AB: Our two friends, Thomas Froggatt and Scott Ellis have been playing live shows with us since the beginning. The only challenge we find as far as the live performance is concerned is sometimes finding new ways to interpret our songs.
As far as energy at shows, we give everything we have every time we play, the crowd definitely helps out when they’re giving their all as well. Every show is different based on the combination of the energy of the crowd, the room we’re in, how we’re feeling that particular day, etc.
Having played in both arenas and small clubs, do you have a preference of the two from a performance standpoint?
Both are just as enjoyable. Arenas are amazing for a number of reasons, most importantly, the energy and love you receive from that many people is incredible, but you can’t really see any of them, in a small club, it’s amazing to be able to focus on someone’s face or eyes to really feel whatever emotions they’re going through as we do our thing.
What are your biggest day-to-day challenges while on the road?
AB: Where to eat.
Is there a city (or country) for which you have a great fondness? (Either because of the fans or your personal fondness?)
AB: Austin, TX. An amazing town where you can really feel a sense of a music scene where there is true comradery. Many cities claim to have music scenes, but many times they are not supporting each other, whereas, in Austin, they are. Good BBQ too!
What’s the most bizarre thing that’s happen to you while on tour?
AB: Dave Gahan sang the lyrics to our song “Sister” over their song “Photographic” when we were on tour with Depeche Mode. Wow.
Was there a band or artist who made the extra effort to take you under their wing when you were first started out?
AB: Justin took me under his wing when we first started the band and I would not be the musician or performer I am today had he not.

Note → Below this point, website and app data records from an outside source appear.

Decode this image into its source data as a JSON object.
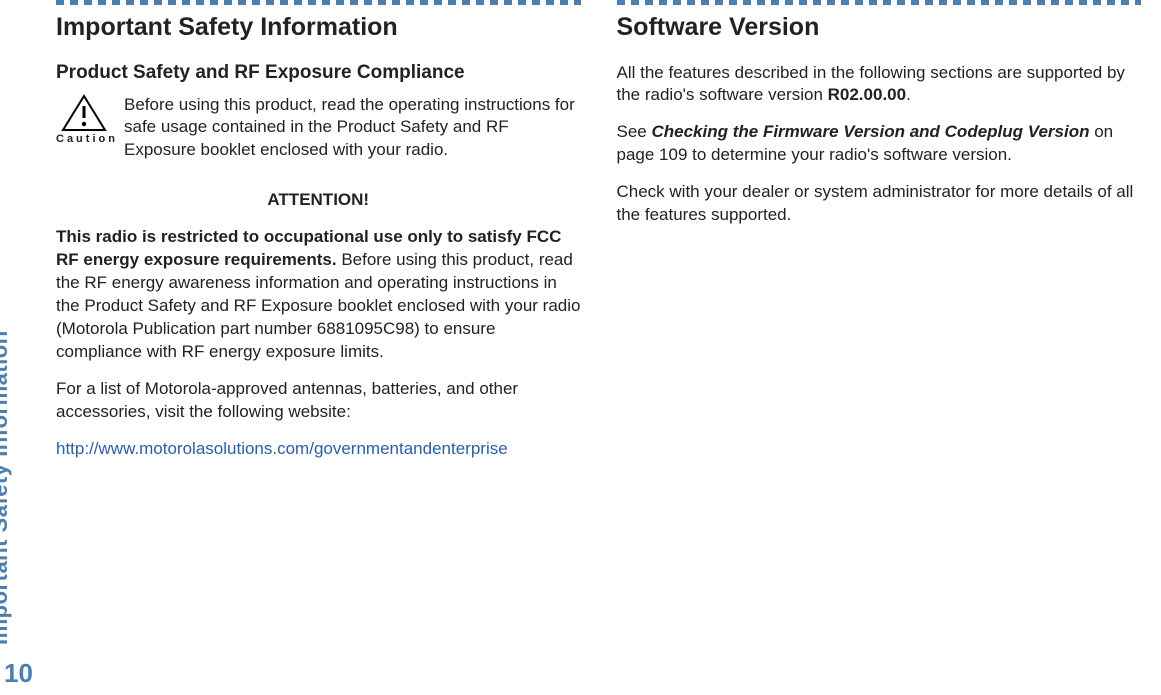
{
  "sidebar": {
    "section_title": "Important Safety Information",
    "page_number": "10"
  },
  "left": {
    "heading": "Important Safety Information",
    "subheading": "Product Safety and RF Exposure Compliance",
    "caution_label": "Caution",
    "caution_text": "Before using this product, read the operating instructions for safe usage contained in the Product Safety and RF Exposure booklet enclosed with your radio.",
    "attention": "ATTENTION!",
    "attention_bold": "This radio is restricted to occupational use only to satisfy FCC RF energy exposure requirements.",
    "attention_rest": " Before using this product, read the RF energy awareness information and operating instructions in the Product Safety and RF Exposure booklet enclosed with your radio (Motorola Publication part number 6881095C98) to ensure compliance with RF energy exposure limits.",
    "accessories_text": "For a list of Motorola-approved antennas, batteries, and other accessories, visit the following website:",
    "link": "http://www.motorolasolutions.com/governmentandenterprise"
  },
  "right": {
    "heading": "Software Version",
    "para1a": "All the features described in the following sections are supported by the radio's software version ",
    "version": "R02.00.00",
    "para1b": ".",
    "para2a": "See ",
    "ref_title": "Checking the Firmware Version and Codeplug Version",
    "para2b": " on page 109 to determine your radio's software version.",
    "para3": "Check with your dealer or system administrator for more details of all the features supported."
  }
}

With the rapid evolution of social media and marketing bands have faced since the advent of social networking do you find that promoting the band is a 24/7 process?
AB: Absolutely. I find myself online all day when I’m not in the studio or spinning records. I look at Twitter and my friends are all hiking or at the beach and I’m like, “WTF?”
Have you seen benefits or detriments from the intimacy your fans have to the band because of Twitter, Facebook, etc.?
AB: Only benefits. We have, since day one, made it a point to be as accessible to anyone that wanted to contact us and it has kept us close to our supporters. To this day, we continue to spend as much time needed to answer questions, hang at shows, take photos, whatever we can to so say, “Thank You” to the people who make it possible for us to do what we love.
Is there an artist that you’ve encountered recently that you’ve been recommending to your friends?
AB: CREEP, Tame Impala, Black Angels, The Weeknd, Washed Out
What advice do you have for someone just cutting their teeth in the music business?
AB: I tell everyone that asks me, “Make music that turns you on.” It’s important to make music that comes from the heart and is honest, not based on what is on the radio, or what you think anyone else wants to hear.
What were you listening to in 2001?
AB: Giorgio Moroder, Vangelis, Tangerine Dream, Silver Apples.
Which do you prefer: MP3, CD, Tape or Vinyl?
AB: Always Vinyl.
Web site(s) you read regularly?
AB: Huffington Post, Funny or Die
One Drink. One Movie. One Album.
AB: Silver Tequila, chilled. “Blade Runner”. Purple Rain.